Of course I paid for the privilege of this rejection, providing as I did both the self-addressed envelope and the stamp, like a submissive pupil handing the birch rod to the head mistress.
My attention was now called off by Miss Smith desiring me to hold a skein of thread: while she was winding it, she talked to me from time to time, asking whether I had ever been at school before, whether I could mark, stitch, knit, &c.; till she dismissed me, I could not pursue my observations on Miss Scatcherd’s movements. When I returned to my seat, that lady was just delivering an order of which I did not catch the import; but Burns immediately left the class, and going into the small inner room where the books were kept, returned in half a minute, carrying in her hand a bundle of twigs tied together at one end. This ominous tool she presented to Miss Scatcherd with a respectful curtesy; then she quietly, and without being told, unloosed her pinafore, and the teacher instantly and sharply inflicted on her neck a dozen strokes with the bunch of twigs. Not a tear rose to Burns’ eye; and, while I paused from my sewing, because my fingers quivered at this spectacle with a sentiment of unavailing and impotent anger, not a feature of her pensive face altered its ordinary expression.
“Hardened girl!” exclaimed Miss Scatcherd; “nothing can correct you of your slatternly habits: carry the rod away.”
Yes, like that.
April 24, 2012VIA EMAILDear Emily Butler:
Thank you for your material for TUDOR SPRING, which I found to be an engaging read.
Yet, I’m afraid that I don’t feel sufficiently enthused to feel as if I’m the right agent to represent this project on your behalf.
Publishing is a subjective business and another agent might very well feel differently. I wish you all the best with your work.
[name redacted to protect the guilty]
All signs indicate that this agent is superb, and we enjoy being rejected by the finest.
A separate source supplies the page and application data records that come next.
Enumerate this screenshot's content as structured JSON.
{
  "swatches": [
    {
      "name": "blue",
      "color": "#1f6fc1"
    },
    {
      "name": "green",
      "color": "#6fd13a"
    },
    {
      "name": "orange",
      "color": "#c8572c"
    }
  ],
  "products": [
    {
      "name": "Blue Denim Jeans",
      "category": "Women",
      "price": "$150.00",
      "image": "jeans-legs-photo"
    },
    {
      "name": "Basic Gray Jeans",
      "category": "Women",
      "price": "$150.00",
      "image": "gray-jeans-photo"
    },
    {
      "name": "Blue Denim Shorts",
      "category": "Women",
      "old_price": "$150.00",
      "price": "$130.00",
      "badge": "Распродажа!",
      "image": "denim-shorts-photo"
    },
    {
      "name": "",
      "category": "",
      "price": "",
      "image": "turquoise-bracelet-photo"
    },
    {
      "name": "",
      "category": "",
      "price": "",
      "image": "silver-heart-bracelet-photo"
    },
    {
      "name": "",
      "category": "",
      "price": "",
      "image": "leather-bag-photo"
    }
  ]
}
Nevertheless, we draw your attention to the second paragraph, which needs a re-write pretty desperately.